While Q.U.B.E. Director's Cut
does add these voiceovers and, in turn, an actual story, the gameplay itself doesn't change from the original version.
Your character wakes up in a white room with odd gloves on. It doesn't take long before you figure out that these gloves let you manipulate a specific set of cubes in each of the rooms. These blocks, color coded for convenience, can be extended, arranged as a stair, act as a springboard, or even cause sections of the rooms to rotate. With these basic controls at your hands, you will have to make your way through the series of puzzles the strange environment throws at you.
While the puzzles start off simple, they gradually build up to more complex situations that require you to use combinations of different colored blocks, and even, at times, require you to have expert timing in making sure some falling objects hit their targets in just the right way and at just the right time in order to unlock the next room. Of course, that kind of gradual increase in difficulty is expected in a game like this, and while it does throw a few curve balls at the player, it never really ventures far from its core mechanics.
As mentioned above, the addition of the two voices adds a bit of mystery to the situation. As you make your way deeper into the Qube, you are told two opposing stories. One gives you hope that you are saving the Earth; the other is that you are being lied to and everything you do is pointless.

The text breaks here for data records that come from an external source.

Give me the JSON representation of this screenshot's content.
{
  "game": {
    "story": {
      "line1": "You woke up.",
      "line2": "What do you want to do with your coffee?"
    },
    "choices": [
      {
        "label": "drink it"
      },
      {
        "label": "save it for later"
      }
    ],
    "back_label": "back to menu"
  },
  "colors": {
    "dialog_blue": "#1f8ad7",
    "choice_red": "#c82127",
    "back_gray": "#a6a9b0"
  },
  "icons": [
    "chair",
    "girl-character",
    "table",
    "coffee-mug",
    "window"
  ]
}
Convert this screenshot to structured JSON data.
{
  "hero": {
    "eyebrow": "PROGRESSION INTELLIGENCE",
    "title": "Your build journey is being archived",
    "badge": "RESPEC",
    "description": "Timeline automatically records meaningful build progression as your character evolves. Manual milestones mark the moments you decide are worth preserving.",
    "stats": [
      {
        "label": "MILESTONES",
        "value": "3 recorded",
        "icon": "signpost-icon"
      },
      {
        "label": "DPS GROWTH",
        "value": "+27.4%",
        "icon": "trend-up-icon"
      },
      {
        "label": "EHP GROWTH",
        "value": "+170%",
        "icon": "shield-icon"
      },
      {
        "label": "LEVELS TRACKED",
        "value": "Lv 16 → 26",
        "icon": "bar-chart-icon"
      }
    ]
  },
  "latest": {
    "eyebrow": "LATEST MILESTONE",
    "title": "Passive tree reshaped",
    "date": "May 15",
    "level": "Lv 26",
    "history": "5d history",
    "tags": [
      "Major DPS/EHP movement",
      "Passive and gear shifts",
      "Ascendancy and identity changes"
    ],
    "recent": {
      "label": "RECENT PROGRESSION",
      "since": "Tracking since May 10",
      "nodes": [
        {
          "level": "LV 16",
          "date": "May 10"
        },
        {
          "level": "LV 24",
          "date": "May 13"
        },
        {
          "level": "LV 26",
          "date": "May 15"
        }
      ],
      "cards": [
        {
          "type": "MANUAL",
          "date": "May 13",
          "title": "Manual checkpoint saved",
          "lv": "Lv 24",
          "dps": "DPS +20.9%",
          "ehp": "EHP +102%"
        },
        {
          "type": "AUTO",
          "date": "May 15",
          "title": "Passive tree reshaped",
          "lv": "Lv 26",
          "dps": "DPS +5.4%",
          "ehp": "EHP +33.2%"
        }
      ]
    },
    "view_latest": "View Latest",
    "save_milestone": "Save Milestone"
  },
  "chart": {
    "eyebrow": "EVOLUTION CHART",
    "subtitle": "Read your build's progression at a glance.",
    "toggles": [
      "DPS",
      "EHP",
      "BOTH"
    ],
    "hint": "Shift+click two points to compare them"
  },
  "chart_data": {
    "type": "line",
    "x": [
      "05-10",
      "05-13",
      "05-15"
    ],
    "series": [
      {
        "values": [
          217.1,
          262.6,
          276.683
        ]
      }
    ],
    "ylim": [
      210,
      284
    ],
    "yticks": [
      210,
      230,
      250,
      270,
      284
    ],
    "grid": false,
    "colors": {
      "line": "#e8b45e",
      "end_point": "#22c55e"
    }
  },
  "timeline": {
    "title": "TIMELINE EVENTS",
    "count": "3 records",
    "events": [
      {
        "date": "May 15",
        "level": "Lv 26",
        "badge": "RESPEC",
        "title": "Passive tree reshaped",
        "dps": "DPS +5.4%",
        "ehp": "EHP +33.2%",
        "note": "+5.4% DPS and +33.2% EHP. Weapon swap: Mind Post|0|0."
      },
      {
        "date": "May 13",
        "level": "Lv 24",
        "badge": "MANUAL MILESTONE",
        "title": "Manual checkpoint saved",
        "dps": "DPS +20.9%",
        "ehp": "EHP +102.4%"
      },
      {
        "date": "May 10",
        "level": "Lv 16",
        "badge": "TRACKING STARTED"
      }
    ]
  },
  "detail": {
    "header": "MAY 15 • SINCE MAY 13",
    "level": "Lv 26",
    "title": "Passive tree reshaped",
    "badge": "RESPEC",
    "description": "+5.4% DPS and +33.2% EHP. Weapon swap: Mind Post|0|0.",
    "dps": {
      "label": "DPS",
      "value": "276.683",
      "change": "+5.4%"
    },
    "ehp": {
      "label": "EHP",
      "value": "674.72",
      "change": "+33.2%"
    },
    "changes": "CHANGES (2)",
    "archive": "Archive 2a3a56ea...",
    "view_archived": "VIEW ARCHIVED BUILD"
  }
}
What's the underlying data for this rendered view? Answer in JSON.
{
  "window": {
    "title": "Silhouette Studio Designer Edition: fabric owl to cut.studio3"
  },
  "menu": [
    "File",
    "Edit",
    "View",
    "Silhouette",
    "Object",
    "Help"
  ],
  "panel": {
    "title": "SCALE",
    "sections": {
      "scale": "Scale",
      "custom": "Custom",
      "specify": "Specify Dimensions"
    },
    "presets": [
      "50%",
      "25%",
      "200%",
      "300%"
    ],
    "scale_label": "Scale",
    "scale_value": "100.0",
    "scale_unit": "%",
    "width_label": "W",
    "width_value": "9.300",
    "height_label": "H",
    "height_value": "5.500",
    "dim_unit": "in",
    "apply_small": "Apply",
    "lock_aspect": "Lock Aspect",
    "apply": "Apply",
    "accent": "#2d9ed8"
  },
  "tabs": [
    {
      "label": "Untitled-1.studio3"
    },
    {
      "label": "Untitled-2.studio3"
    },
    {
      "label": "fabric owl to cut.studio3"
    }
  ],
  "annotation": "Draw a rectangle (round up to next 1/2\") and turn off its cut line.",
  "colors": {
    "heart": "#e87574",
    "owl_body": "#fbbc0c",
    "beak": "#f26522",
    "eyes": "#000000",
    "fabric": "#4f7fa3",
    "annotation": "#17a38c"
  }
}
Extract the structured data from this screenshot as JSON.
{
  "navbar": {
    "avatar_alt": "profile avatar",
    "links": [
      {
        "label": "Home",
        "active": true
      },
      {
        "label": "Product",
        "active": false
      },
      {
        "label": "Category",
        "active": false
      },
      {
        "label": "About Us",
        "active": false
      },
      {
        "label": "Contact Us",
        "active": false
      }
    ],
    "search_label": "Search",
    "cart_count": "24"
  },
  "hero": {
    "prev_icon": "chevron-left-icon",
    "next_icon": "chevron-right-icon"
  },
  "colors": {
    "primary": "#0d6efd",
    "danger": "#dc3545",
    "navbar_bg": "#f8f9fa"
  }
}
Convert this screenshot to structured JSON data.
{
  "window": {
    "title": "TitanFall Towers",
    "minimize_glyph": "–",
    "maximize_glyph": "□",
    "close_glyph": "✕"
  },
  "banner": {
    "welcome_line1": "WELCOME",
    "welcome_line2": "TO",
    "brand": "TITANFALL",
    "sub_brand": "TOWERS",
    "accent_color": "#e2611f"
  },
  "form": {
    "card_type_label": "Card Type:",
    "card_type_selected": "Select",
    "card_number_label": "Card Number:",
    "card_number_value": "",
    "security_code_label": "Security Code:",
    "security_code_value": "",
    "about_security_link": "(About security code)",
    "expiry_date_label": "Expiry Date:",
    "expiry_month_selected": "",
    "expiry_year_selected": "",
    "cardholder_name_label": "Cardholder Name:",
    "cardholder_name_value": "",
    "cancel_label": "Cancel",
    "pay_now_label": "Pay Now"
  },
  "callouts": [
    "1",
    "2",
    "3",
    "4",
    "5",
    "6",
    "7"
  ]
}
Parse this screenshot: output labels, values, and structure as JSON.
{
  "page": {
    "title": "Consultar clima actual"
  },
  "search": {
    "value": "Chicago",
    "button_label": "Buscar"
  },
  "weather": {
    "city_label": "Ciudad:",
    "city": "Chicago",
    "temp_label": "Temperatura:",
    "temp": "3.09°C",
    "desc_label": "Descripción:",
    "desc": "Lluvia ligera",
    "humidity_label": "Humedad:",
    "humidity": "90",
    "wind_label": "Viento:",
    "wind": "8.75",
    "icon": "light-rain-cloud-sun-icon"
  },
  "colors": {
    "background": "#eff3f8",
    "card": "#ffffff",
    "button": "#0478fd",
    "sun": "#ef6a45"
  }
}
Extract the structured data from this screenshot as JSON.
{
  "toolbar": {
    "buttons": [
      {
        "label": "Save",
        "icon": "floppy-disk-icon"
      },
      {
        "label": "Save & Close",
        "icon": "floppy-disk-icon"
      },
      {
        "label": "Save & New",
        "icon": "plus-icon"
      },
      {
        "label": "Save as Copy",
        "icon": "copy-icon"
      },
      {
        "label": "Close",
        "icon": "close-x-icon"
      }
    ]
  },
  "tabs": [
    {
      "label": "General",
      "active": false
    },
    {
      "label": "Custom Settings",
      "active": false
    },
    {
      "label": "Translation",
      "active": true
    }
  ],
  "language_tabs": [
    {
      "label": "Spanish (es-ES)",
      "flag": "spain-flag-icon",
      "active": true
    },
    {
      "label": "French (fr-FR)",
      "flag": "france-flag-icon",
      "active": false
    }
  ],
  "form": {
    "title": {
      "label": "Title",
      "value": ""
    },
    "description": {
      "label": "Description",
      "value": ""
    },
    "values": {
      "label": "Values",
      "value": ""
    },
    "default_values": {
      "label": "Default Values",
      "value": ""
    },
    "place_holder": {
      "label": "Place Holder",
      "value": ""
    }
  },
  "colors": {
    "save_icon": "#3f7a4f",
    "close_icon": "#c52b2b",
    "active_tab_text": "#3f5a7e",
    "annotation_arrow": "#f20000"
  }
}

Q.U.B.E. Director's Cut also adds 10 additional speed run levels. These puzzles come with a timer and awards medals based on how fast you complete each challenge. The more medals you earn, the more challenges you unlock. These extra levels offered me a nice distraction when I found myself particularly frustrated by puzzles from the main story.